Premier Baillieu’s been asked for a fairly simple decision. Now we’ve made a decision, a billion dollars of new money. If Premier Baillieu was being asked for a proportionate amount, he’d be asked for something like $250 million. He’s being asked for 40.
Now you’re telling me, a competent state premier, after discussions between officials, can’t sit with the nation’s leaders and make a $40 million decision, a $40 million decision? Really, you’re trying to tell me that?
MACKLIN: I’ll just add a point on this because Victoria and New South Wales decided at the end of last week to join their two bids together and then from Monday refused to allow their officials to meet with the Commonwealth officials.
So not surprisingly, time was lost between that date and the date of the Council of Australian Governments. Yesterday we got officials together again to make sure that we all understood each other’s numbers – that’s been done.
It now is up to Premier Baillieu and Premier O’Farrell to make this modest contribution to the needs of people with disability.
This is what it’s all about – people with disability and their families, here in Geelong and in the Hunter need this extra money from Premier Baillieu and Premier O’Farrell.
The Commonwealth has put $400 million on the table for those two places. We stand ready to spend that money for those people and their families.
JOURNALIST: Wouldn’t it be better for those people involved if the Commonwealth just put in that extra amount on money?

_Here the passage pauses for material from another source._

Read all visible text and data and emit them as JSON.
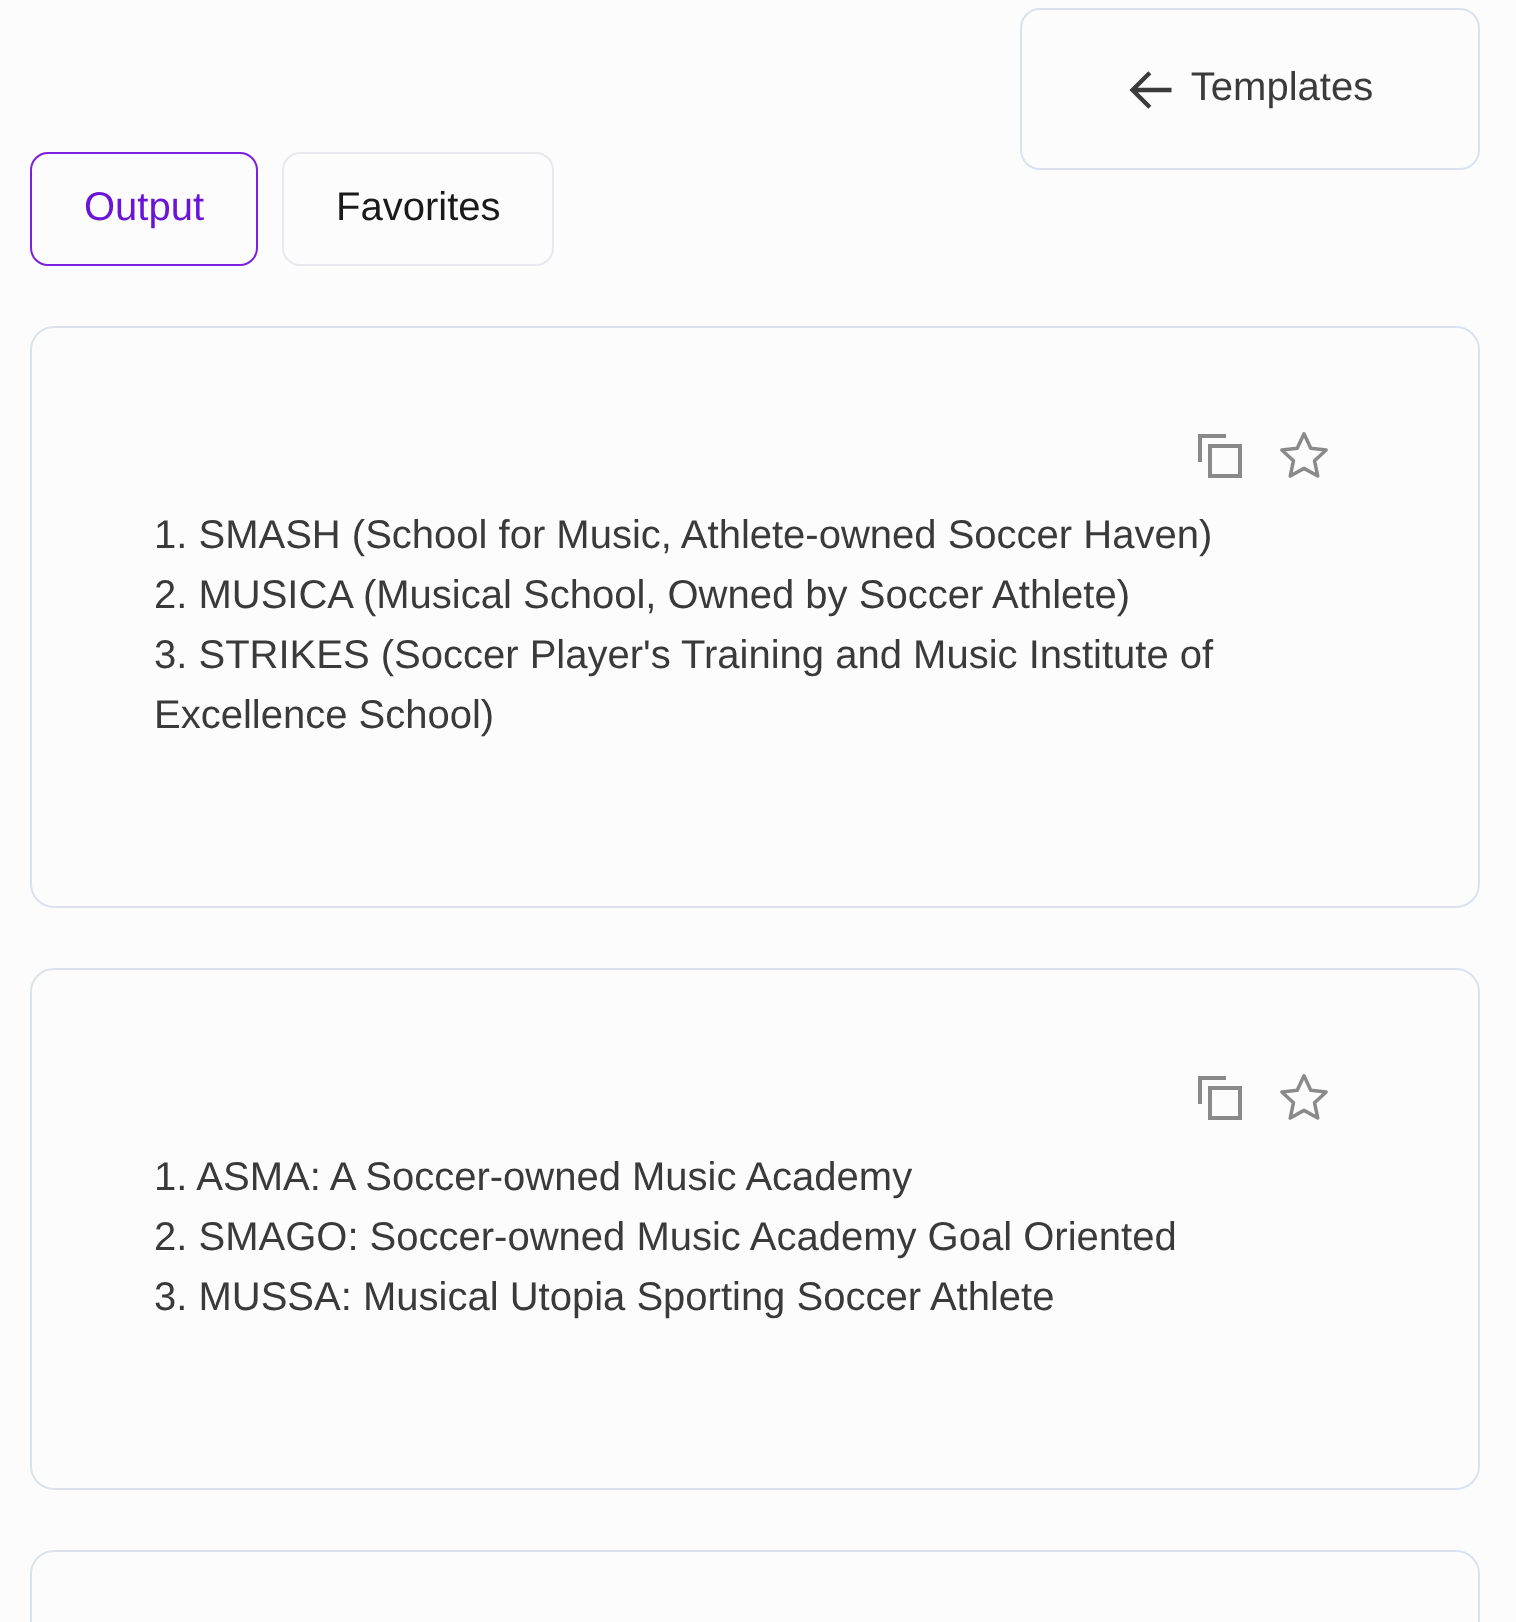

PM: Why should Premier Baillieu say to the people here that they’re not worth any new investment from him? Why should he be able to say that, why should Premier O’Farrell be able to say that?
This is fundamentally a question of values, that’s what it really is about. We’re going through all of the mechanics of Commonwealth-State negotiations because people are interested and a lot of incorrect claims have been made.

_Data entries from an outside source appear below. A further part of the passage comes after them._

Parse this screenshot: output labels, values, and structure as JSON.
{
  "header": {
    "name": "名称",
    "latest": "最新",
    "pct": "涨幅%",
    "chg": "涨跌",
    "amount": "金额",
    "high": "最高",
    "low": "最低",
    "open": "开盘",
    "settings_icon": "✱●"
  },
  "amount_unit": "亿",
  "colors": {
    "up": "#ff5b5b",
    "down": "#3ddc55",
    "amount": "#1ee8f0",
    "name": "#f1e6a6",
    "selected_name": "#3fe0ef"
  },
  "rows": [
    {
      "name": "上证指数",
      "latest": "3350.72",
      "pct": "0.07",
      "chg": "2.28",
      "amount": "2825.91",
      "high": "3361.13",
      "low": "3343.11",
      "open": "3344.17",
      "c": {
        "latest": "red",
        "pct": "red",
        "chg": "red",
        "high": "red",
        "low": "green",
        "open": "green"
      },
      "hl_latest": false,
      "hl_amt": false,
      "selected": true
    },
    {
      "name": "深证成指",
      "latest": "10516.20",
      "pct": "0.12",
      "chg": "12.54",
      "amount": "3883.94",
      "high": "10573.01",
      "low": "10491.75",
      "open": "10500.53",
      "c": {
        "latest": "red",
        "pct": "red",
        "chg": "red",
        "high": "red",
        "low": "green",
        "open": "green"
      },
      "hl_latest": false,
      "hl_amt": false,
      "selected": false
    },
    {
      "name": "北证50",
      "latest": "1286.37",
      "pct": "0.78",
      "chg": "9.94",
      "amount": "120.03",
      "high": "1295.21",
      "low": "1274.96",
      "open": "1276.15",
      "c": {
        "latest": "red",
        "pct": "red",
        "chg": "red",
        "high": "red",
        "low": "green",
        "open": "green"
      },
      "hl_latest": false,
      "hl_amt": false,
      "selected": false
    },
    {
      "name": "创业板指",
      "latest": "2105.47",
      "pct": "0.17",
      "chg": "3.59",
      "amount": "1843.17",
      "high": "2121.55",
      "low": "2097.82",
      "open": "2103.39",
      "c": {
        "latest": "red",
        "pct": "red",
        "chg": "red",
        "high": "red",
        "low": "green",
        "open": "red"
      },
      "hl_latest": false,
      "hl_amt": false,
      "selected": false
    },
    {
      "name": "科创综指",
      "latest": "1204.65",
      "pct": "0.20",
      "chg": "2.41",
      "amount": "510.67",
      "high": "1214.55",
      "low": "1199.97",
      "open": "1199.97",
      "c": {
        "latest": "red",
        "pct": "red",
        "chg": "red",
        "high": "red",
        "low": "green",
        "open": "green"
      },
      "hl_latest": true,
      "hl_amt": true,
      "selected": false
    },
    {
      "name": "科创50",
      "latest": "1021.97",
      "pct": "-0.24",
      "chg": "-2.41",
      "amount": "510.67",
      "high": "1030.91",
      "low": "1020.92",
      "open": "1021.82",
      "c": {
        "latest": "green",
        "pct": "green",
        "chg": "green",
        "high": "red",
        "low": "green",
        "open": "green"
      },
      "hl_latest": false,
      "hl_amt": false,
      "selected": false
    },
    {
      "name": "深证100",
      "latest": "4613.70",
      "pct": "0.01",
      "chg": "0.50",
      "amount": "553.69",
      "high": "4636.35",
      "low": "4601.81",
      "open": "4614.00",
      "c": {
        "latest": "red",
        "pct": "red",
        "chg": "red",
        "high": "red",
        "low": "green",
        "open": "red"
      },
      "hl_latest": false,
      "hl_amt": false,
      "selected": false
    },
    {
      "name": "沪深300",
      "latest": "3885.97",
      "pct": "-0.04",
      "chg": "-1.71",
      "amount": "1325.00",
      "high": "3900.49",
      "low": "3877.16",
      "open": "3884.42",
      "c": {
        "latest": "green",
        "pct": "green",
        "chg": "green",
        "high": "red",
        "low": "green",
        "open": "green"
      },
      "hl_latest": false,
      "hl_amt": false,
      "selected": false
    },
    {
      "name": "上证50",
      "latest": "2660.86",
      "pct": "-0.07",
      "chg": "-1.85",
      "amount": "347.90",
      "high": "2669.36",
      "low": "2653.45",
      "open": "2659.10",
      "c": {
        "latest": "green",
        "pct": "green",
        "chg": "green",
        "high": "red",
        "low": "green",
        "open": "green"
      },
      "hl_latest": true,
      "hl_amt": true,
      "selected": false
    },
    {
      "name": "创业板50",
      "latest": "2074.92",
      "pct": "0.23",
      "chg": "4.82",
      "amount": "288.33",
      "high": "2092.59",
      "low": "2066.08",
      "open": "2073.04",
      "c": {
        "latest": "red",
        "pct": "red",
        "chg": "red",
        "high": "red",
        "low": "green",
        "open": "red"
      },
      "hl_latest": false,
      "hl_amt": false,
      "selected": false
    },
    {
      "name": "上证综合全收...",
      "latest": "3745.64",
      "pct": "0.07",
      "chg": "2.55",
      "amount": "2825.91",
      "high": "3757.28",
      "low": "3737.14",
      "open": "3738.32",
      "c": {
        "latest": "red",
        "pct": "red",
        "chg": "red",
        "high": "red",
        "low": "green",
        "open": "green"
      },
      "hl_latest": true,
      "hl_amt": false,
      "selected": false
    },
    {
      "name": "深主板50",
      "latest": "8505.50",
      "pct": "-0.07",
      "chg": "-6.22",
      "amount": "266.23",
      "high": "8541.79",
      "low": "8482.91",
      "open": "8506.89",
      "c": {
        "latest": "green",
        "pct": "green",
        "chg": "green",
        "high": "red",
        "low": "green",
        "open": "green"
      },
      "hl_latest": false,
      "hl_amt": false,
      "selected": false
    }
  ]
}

But let’s step back from the mechanics of those relationships and say, what is this really all about?
Well at the end of the day, it’s about who you are and what you value. We have put the highest possible priority on getting a new deal for people with disabilities in our country.
We are asking Premier Baillieu and Premier O’Farrell to put a priority on people with disabilities too. And whilst the expenditure figures are modest, they’re not even prepared to do that.

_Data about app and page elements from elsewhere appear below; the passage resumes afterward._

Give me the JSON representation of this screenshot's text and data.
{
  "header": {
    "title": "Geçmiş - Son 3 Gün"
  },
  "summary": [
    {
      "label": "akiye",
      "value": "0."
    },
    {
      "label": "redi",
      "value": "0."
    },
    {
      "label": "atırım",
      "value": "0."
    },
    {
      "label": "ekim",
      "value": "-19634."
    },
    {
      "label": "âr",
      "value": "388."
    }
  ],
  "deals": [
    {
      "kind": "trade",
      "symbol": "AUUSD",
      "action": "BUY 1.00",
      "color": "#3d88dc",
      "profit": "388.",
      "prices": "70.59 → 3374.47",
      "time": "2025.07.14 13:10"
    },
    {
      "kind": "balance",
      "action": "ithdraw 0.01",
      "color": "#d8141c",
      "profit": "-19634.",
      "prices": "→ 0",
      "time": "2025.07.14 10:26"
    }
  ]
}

So what does it say about their values, their perspectives, the attitude they take to the people who live in their state with disabilities, to their families, friends and loved ones when they won’t step forward for this quite simple decision? I think people are entitled to judge them on that.
And this is against a back drop where they sat at a table in April at COAG and said this is shared between the Federal Government and the states and here particularly, it’s against a backdrop where they come here to expectation raise about what they’re prepared to do for this community.
PM: I’ll take both those questions, two other topics.
Firstly, the current works at the Lodge and indeed at my home in Altona have been decided upon by our security people and they’re being worked on now.
As for the longer term repair issues for the Lodge, the timeline of that is still being worked on and it is sometime into the future. It’s not even known by me. But the current work is actually some security work, as is the work at Altona.
We are here with some pretty remarkable Australians but your question has got me to focus on some other pretty remarkable Australians that we will see proudly marching into that Olympic stadium.
So yes, we’re in the final countdown now. It’s not too many hours before people will be able to see the opening ceremony.
I’m really proud that we’re seeing Lauren Jackson take the flag and take us in. She’s a great leader and she’s going to be a great leader of the team as it proudly marches in wearing its green and gold and getting ready for the games to come.
Australians love sport, we love the Olympics, our athletes are made of great stuff and I know they’re going to do us absolutely proud.
Thank you very much.
MINISTER MACKLIN: Thanks very much.